> _Assignment_:
Nothing in the records below should be altered in the copy, although the pictures must be left out.

> _Data about app and page elements_:
== == ==
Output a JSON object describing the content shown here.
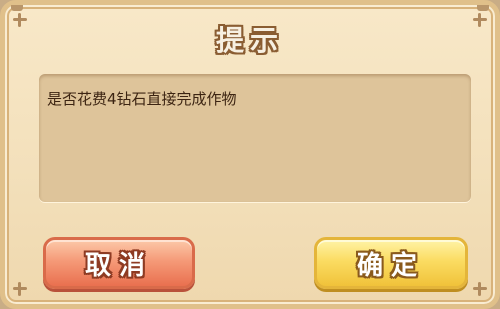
{
  "dialog": {
    "title": "提示",
    "message": "是否花费4钻石直接完成作物",
    "cancel_label": "取消",
    "confirm_label": "确定"
  },
  "colors": {
    "panel_background": "#f3e0bb",
    "message_box": "#dec49a",
    "cancel_button": "#f59a78",
    "confirm_button": "#fbdc62",
    "title_outline": "#8a5d32"
  }
}
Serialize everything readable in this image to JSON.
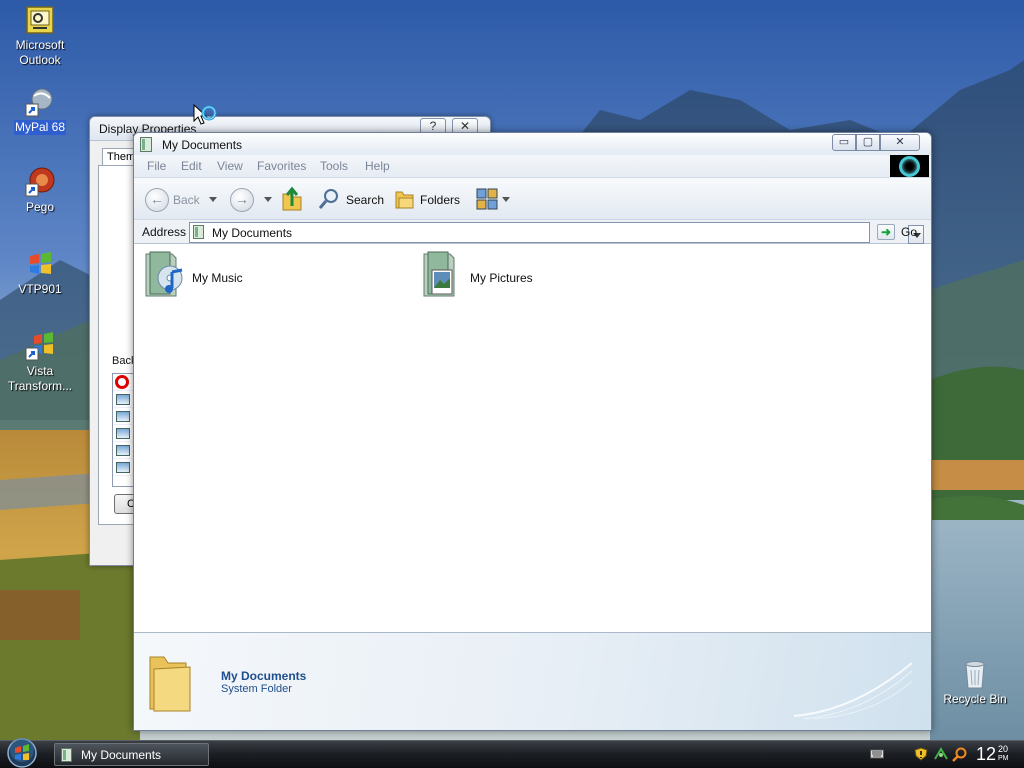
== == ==
> _Reply_:
Output a JSON object describing the content shown here.
{
  "dialog": {
    "title": "提示",
    "message": "是否花费4钻石直接完成作物",
    "cancel_label": "取消",
    "confirm_label": "确定"
  },
  "colors": {
    "panel_background": "#f3e0bb",
    "message_box": "#dec49a",
    "cancel_button": "#f59a78",
    "confirm_button": "#fbdc62",
    "title_outline": "#8a5d32"
  }
}
Serialize everything readable in this image to JSON.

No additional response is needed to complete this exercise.